If one were to have confused Continental Rifts with an exhibition of time-based works about Africa, clearly it would have left something wanting. And one can imagine how the exhibition’s subtle curatorial premise of approaching Africa from diverse global perspectives risks supplanting the claims of artists from Africa. However, taken on its own terms, as a study of the complex dynamics at play in the constitution of geography, the show provided a rich survey of works whose media combined visual, musical, and poetic art forms to address the complicated affective and ideological aspects of the sense of place. The strongest pieces in it register a deep sense of history—not only in content but also in form.
This review was published in NKA: Journal of Contemporary Art, Number 25, Winter 2009, pp. 163-165. Download a pdf copy here or on the journal’s website, or cite this post as:

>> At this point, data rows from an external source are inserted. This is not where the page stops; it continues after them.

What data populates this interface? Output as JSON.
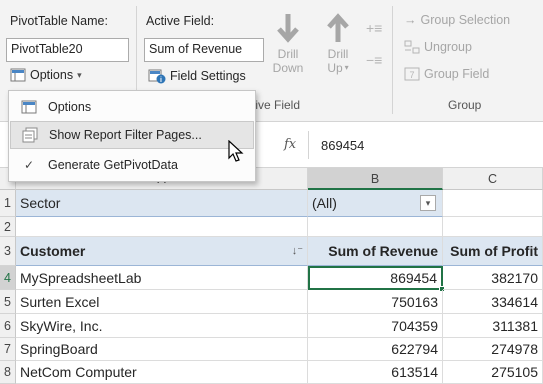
{
  "ribbon": {
    "pivot_name_label": "PivotTable Name:",
    "pivot_name_value": "PivotTable20",
    "options_label": "Options",
    "active_field_label": "Active Field:",
    "active_field_value": "Sum of Revenue",
    "field_settings_label": "Field Settings",
    "active_field_group": "Active Field",
    "drill_down": [
      "Drill",
      "Down"
    ],
    "drill_up": [
      "Drill",
      "Up"
    ],
    "group_selection": "Group Selection",
    "ungroup": "Ungroup",
    "group_field": "Group Field",
    "group_label": "Group"
  },
  "menu": {
    "items": [
      {
        "label": "Options",
        "icon": "options-icon"
      },
      {
        "label": "Show Report Filter Pages...",
        "icon": "report-filter-icon"
      },
      {
        "label": "Generate GetPivotData",
        "icon": "checkmark-icon",
        "checked": true
      }
    ]
  },
  "formula_bar": {
    "fx": "fx",
    "value": "869454"
  },
  "sheet": {
    "columns": [
      "A",
      "B",
      "C"
    ],
    "rows": [
      {
        "n": "1",
        "a": "Sector",
        "b": "(All)",
        "c": ""
      },
      {
        "n": "2",
        "a": "",
        "b": "",
        "c": ""
      },
      {
        "n": "3",
        "a": "Customer",
        "b": "Sum of Revenue",
        "c": "Sum of Profit"
      },
      {
        "n": "4",
        "a": "MySpreadsheetLab",
        "b": "869454",
        "c": "382170"
      },
      {
        "n": "5",
        "a": "Surten Excel",
        "b": "750163",
        "c": "334614"
      },
      {
        "n": "6",
        "a": "SkyWire, Inc.",
        "b": "704359",
        "c": "311381"
      },
      {
        "n": "7",
        "a": "SpringBoard",
        "b": "622794",
        "c": "274978"
      },
      {
        "n": "8",
        "a": "NetCom Computer",
        "b": "613514",
        "c": "275105"
      }
    ]
  },
  "colors": {
    "ribbon_bg": "#f3f3f3",
    "selection": "#217346",
    "pivot_header": "#dce6f1"
  }
}
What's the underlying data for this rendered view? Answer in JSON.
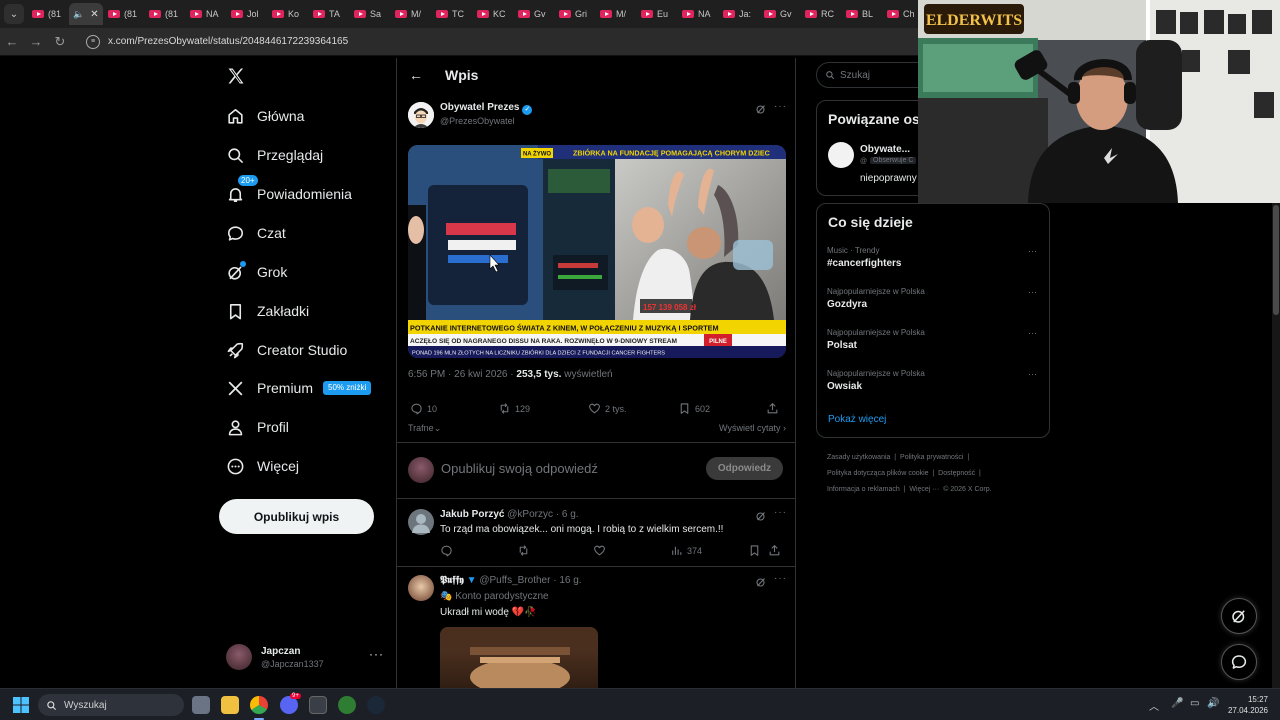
{
  "browser": {
    "tabs": [
      "(81",
      "",
      "(81",
      "(81",
      "NA",
      "Jol",
      "Ko",
      "TA",
      "Sa",
      "M/",
      "TC",
      "KC",
      "Gv",
      "Gri",
      "M/",
      "Eu",
      "NA",
      "Ja:",
      "Gv",
      "RC",
      "BL",
      "Ch"
    ],
    "active_tab_index": 1,
    "url": "x.com/PrezesObywatel/status/2048446172239364165"
  },
  "nav": {
    "items": [
      {
        "label": "Główna",
        "icon": "home-icon"
      },
      {
        "label": "Przeglądaj",
        "icon": "search-icon"
      },
      {
        "label": "Powiadomienia",
        "icon": "bell-icon",
        "badge": "20+"
      },
      {
        "label": "Czat",
        "icon": "chat-icon"
      },
      {
        "label": "Grok",
        "icon": "grok-icon"
      },
      {
        "label": "Zakładki",
        "icon": "bookmark-icon"
      },
      {
        "label": "Creator Studio",
        "icon": "rocket-icon"
      },
      {
        "label": "Premium",
        "icon": "x-icon",
        "badge": "50% zniżki"
      },
      {
        "label": "Profil",
        "icon": "person-icon"
      },
      {
        "label": "Więcej",
        "icon": "more-circle-icon"
      }
    ],
    "post_button": "Opublikuj wpis",
    "account": {
      "name": "Japczan",
      "handle": "@Japczan1337"
    }
  },
  "main": {
    "header_title": "Wpis",
    "post": {
      "author_name": "Obywatel Prezes",
      "author_handle": "@PrezesObywatel",
      "media_text": {
        "live": "NA ŻYWO",
        "top_banner": "ZBIÓRKA NA FUNDACJĘ POMAGAJĄCĄ CHORYM DZIEC",
        "counter": "157 139 058 zł",
        "bottom_line1": "POTKANIE INTERNETOWEGO ŚWIATA Z KINEM, W POŁĄCZENIU Z MUZYKĄ I SPORTEM",
        "bottom_line2": "ACZĘŁO SIĘ OD NAGRANEGO DISSU NA RAKA. ROZWINĘŁO W 9-DNIOWY STREAM",
        "bottom_line3": "PONAD 196 MLN ZŁOTYCH NA LICZNIKU ZBIÓRKI DLA DZIECI Z FUNDACJI CANCER FIGHTERS",
        "pilne": "PILNE"
      },
      "time": "6:56 PM · 26 kwi 2026 · ",
      "views_count": "253,5 tys.",
      "views_label": " wyświetleń",
      "stats": {
        "replies": "10",
        "reposts": "129",
        "likes": "2 tys.",
        "bookmarks": "602"
      },
      "sort_label": "Trafne",
      "view_quotes": "Wyświetl cytaty"
    },
    "reply_box": {
      "placeholder": "Opublikuj swoją odpowiedź",
      "button": "Odpowiedz"
    },
    "replies": [
      {
        "name": "Jakub Porzyć",
        "handle": "@kPorzyc · 6 g.",
        "text": "To rząd ma obowiązek... oni mogą. I robią to z wielkim sercem.!!",
        "views": "374"
      },
      {
        "name": "𝕻𝖚𝖋𝖋𝖞",
        "handle": "@Puffs_Brother · 16 g.",
        "parody_label": "Konto parodystyczne",
        "text": "Ukradł mi wodę 💔🥀"
      }
    ]
  },
  "sidebar": {
    "search_placeholder": "Szukaj",
    "related_title": "Powiązane os",
    "related_account": {
      "name": "Obywate...",
      "handle": "@",
      "follow_badge": "Obserwuje C",
      "bio": "niepoprawny"
    },
    "trends_title": "Co się dzieje",
    "trends": [
      {
        "category": "Music · Trendy",
        "name": "#cancerfighters"
      },
      {
        "category": "Najpopularniejsze w Polska",
        "name": "Gozdyra"
      },
      {
        "category": "Najpopularniejsze w Polska",
        "name": "Polsat"
      },
      {
        "category": "Najpopularniejsze w Polska",
        "name": "Owsiak"
      }
    ],
    "show_more": "Pokaż więcej",
    "footer": {
      "l1": "Zasady użytkowania",
      "l2": "Polityka prywatności",
      "l3": "Polityka dotycząca plików cookie",
      "l4": "Dostępność",
      "l5": "Informacja o reklamach",
      "l6": "Więcej ···",
      "l7": "© 2026 X Corp."
    }
  },
  "webcam": {
    "sign": "ELDERWITS"
  },
  "taskbar": {
    "search": "Wyszukaj",
    "time": "15:27",
    "date": "27.04.2026",
    "discord_badge": "9+"
  },
  "colors": {
    "accent": "#1d9bf0",
    "bg": "#000000",
    "border": "#2f3336",
    "muted": "#71767b"
  }
}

Buckner, Clark. “Continental Rifts: Contemporary Time-Based Works of Africa.” Resonator. Web. Day, Month, Year article as accessed.